A two-storey space, Galerie Emanuel Layr has “a very young, very ambitious programme”, says Vischer. Layr works with young international newcomers and builds them up, she tells us, citing artists such as Lili Reynaud-Dewar and Anna-Sophie Berger. Layr“works with an older generation of artists” too, in an intermingling of generations that’s at the core of the gallery’s approach to its programme.
Felix Gaudlitz embraces the contemporary in its collections | Courtesy of Felix Gaudlitz
With previous exhibitions including Femme Maison (2019), which featured large-scale paintings and photographic prints of female celebrities with their children, and Post-Apocalyptic Formation 1 (2019), a show about catastrophe, Felix Gaudlitz clearly embraces the contemporary. “He has beautiful exhibitions,” Vischer says. Felix Gaudlitz plays an important role for other curators in Vienna, such as Vischer, by discovering fresh talent. “They’re very close to their artists,” Vischer says.

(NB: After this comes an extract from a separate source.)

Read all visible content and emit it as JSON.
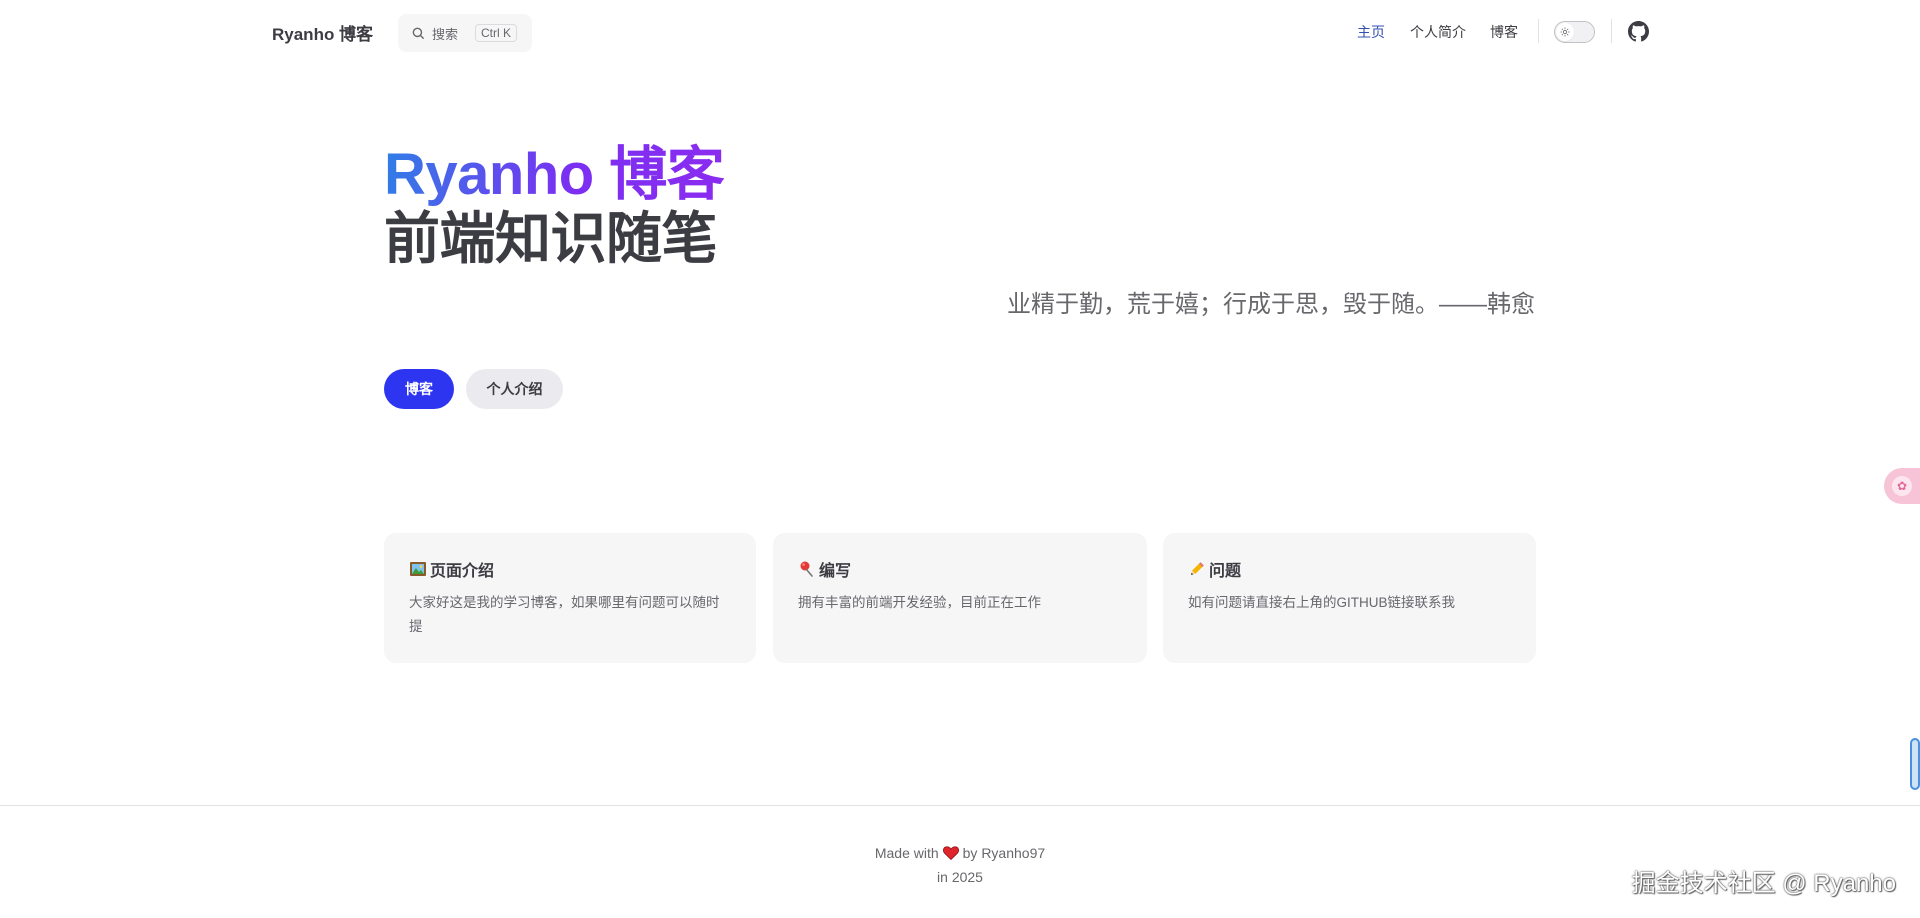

Driven by the goal of providing exposure to new artists, Vin Vin plays an important role for collectors and curators by doing work akin to talent scouting. “They bring in really young international artists,” Vischer explains. The gallery, which opened in 2016, participates in fairs abroad, in cities such as Turin, Verona, Milan and Warsaw. “These galleries are important for art students who study here in Vienna,” Vischer says.